--- SUPPLIED MATERIAL Enclosed Below ---

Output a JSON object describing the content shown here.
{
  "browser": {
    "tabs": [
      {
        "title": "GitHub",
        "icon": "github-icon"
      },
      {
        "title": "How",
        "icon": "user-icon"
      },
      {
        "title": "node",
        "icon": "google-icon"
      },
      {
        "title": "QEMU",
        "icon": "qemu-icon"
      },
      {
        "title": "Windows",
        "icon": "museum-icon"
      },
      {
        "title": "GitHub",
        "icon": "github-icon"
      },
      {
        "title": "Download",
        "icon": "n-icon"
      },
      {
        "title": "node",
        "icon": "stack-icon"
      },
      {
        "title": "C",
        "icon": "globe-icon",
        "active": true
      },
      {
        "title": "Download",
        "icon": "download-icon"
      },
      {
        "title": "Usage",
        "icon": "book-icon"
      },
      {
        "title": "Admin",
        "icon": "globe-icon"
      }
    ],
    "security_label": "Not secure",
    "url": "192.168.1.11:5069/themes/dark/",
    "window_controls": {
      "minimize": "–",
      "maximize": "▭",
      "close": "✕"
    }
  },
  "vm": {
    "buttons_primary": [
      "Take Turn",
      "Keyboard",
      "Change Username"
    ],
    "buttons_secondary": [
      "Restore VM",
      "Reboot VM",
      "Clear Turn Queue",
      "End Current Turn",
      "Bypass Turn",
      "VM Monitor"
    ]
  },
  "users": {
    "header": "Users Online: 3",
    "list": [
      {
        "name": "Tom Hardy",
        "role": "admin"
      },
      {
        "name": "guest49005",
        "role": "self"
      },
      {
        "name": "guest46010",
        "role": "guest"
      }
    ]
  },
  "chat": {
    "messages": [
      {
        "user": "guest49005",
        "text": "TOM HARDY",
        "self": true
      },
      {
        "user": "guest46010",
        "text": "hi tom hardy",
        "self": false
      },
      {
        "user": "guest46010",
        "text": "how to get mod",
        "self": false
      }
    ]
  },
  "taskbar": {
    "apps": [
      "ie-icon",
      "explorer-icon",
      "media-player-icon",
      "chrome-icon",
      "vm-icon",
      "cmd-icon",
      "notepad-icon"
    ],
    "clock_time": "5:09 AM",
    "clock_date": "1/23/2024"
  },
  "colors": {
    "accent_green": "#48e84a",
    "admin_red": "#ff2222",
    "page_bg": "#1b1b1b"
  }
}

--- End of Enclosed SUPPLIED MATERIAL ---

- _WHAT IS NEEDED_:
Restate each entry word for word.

- _SOLUTION_:
Output a JSON object describing the content shown here.
{
  "browser": {
    "tabs": [
      {
        "title": "GitHub",
        "icon": "github-icon"
      },
      {
        "title": "How",
        "icon": "user-icon"
      },
      {
        "title": "node",
        "icon": "google-icon"
      },
      {
        "title": "QEMU",
        "icon": "qemu-icon"
      },
      {
        "title": "Windows",
        "icon": "museum-icon"
      },
      {
        "title": "GitHub",
        "icon": "github-icon"
      },
      {
        "title": "Download",
        "icon": "n-icon"
      },
      {
        "title": "node",
        "icon": "stack-icon"
      },
      {
        "title": "C",
        "icon": "globe-icon",
        "active": true
      },
      {
        "title": "Download",
        "icon": "download-icon"
      },
      {
        "title": "Usage",
        "icon": "book-icon"
      },
      {
        "title": "Admin",
        "icon": "globe-icon"
      }
    ],
    "security_label": "Not secure",
    "url": "192.168.1.11:5069/themes/dark/",
    "window_controls": {
      "minimize": "–",
      "maximize": "▭",
      "close": "✕"
    }
  },
  "vm": {
    "buttons_primary": [
      "Take Turn",
      "Keyboard",
      "Change Username"
    ],
    "buttons_secondary": [
      "Restore VM",
      "Reboot VM",
      "Clear Turn Queue",
      "End Current Turn",
      "Bypass Turn",
      "VM Monitor"
    ]
  },
  "users": {
    "header": "Users Online: 3",
    "list": [
      {
        "name": "Tom Hardy",
        "role": "admin"
      },
      {
        "name": "guest49005",
        "role": "self"
      },
      {
        "name": "guest46010",
        "role": "guest"
      }
    ]
  },
  "chat": {
    "messages": [
      {
        "user": "guest49005",
        "text": "TOM HARDY",
        "self": true
      },
      {
        "user": "guest46010",
        "text": "hi tom hardy",
        "self": false
      },
      {
        "user": "guest46010",
        "text": "how to get mod",
        "self": false
      }
    ]
  },
  "taskbar": {
    "apps": [
      "ie-icon",
      "explorer-icon",
      "media-player-icon",
      "chrome-icon",
      "vm-icon",
      "cmd-icon",
      "notepad-icon"
    ],
    "clock_time": "5:09 AM",
    "clock_date": "1/23/2024"
  },
  "colors": {
    "accent_green": "#48e84a",
    "admin_red": "#ff2222",
    "page_bg": "#1b1b1b"
  }
}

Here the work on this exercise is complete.